In this article, we are sharing some of the early insights we are recieving from these early surveys. While the main reasons for automated milking system adoption were to improve cows’ welfare and to reduce labor costs (81% of the respondents), the potential to increase the technology level of the farm was also mentioned. Eighty-eight percent of the respondents believe that transitioning to an automated milking system reduced labor on their dairy, and 50% reported reductions greater than 20% in the number of full-time employees after installing an automated milking system, which was aligned with their expectations.

Although most farmers would be willing to recommend automated milking systems to others (67%), 27% said that transitioning to an automated milking system should be done with caution. Farmers should weigh important factors such as management style, ability to handle large amounts of data, use of data for decision making and the need for technical support, among others, before fully transitioning to an automatic milking system.

The perceptions toward transitioning to an automated milking system were positive: Between 57% and 86% agree that transitioning to an automated milking system improved the quality of life of their cows, cows’ milk production, overall management of the farm, reproductive performance of the herd and the quality of life of their employees. However, only 21% agreed that an automated milking system improved their herd profitability, and 50% of the respondents were neutral on this statement. Our preliminary data highlight the importance and the need for more comprehensive economic studies focusing on automated milking systems in large dairies.

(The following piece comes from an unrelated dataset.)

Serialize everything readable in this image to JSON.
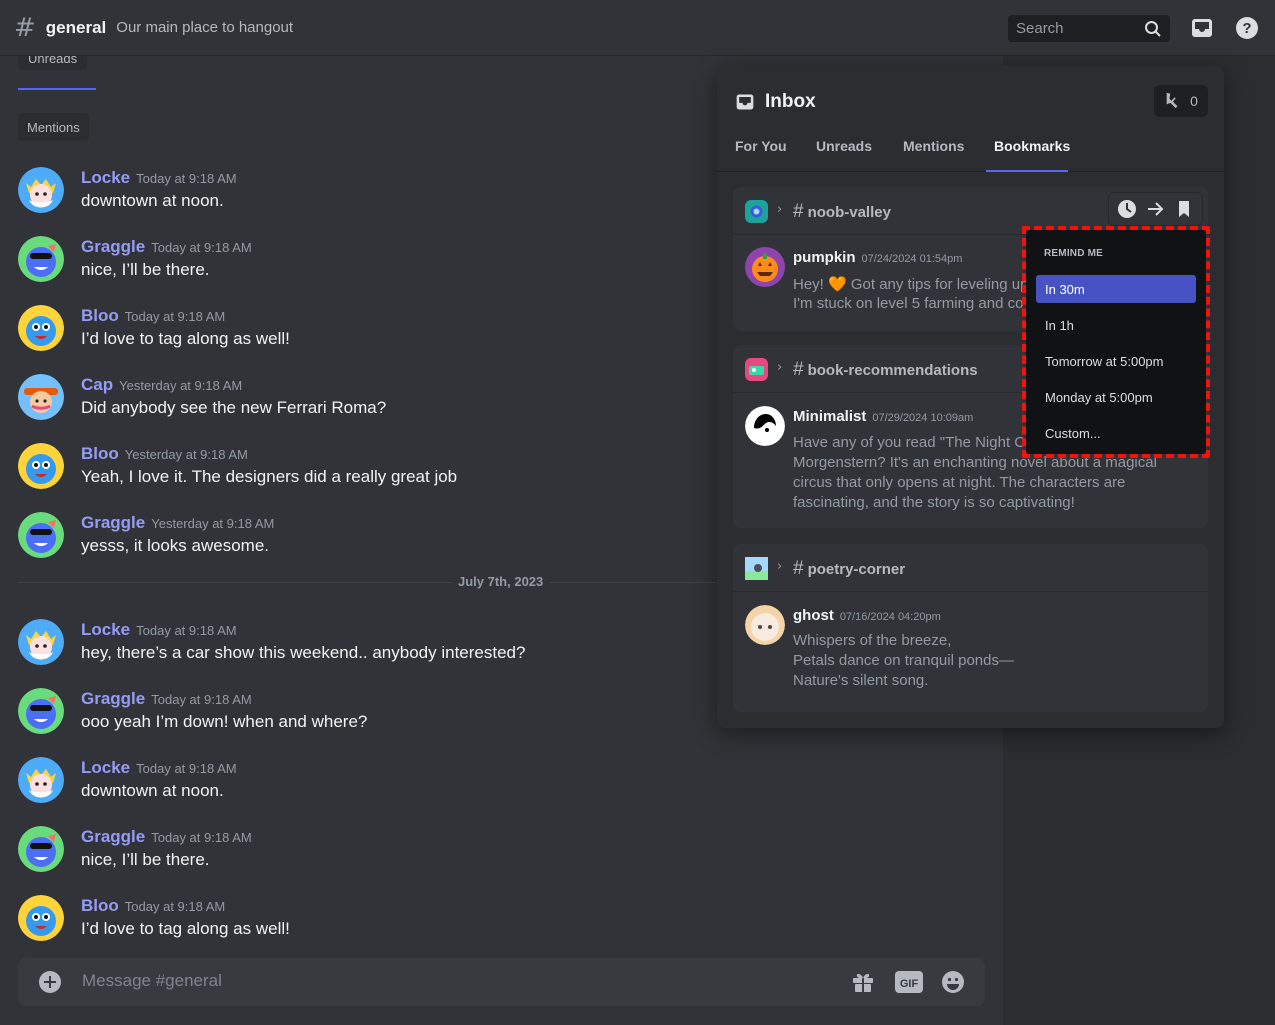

If you are a large-herd dairy farmer milking with robots (more than seven robots) or know someone who fits this criterion, we would appreciate if you could answer or share our online survey. It takes approximately 30 minutes to complete. The data is confidential, and we will only use the information provided aggregated with everybody else’s data. 


For more information, contact Dr. Fernanda Ferreira via email or Dr. Camila Lage via email.  end mark

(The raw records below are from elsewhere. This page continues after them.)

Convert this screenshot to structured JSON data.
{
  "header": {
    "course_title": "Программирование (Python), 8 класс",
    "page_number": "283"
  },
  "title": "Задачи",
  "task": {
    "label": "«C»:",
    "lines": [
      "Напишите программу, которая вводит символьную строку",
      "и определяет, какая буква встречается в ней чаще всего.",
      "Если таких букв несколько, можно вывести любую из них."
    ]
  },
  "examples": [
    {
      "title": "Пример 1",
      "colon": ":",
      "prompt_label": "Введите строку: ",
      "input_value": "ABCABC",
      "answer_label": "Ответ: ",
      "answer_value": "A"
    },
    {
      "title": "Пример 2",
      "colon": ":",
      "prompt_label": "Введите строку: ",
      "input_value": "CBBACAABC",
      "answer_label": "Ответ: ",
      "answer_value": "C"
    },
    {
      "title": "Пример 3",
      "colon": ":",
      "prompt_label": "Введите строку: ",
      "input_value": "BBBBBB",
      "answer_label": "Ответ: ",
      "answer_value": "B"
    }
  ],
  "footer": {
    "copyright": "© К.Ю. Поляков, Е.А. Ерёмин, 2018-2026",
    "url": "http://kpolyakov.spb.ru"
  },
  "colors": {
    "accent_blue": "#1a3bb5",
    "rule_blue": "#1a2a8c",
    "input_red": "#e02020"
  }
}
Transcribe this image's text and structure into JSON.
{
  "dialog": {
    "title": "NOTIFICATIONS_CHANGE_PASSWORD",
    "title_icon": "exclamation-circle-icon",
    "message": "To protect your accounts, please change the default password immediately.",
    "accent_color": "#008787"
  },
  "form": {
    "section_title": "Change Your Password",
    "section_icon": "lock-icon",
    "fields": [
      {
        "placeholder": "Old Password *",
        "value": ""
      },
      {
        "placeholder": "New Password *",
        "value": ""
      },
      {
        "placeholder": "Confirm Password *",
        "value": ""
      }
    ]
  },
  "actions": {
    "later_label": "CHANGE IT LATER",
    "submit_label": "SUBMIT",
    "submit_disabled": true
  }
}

Fernanda Carolina Ferreira is a herd health and management economics specialist from the University of California – Davis School of Veterinary Medicine – Vet. Med. Teaching and Research Center. Email Fernanda Carolina Ferreira.

PHOTO: Staff photo.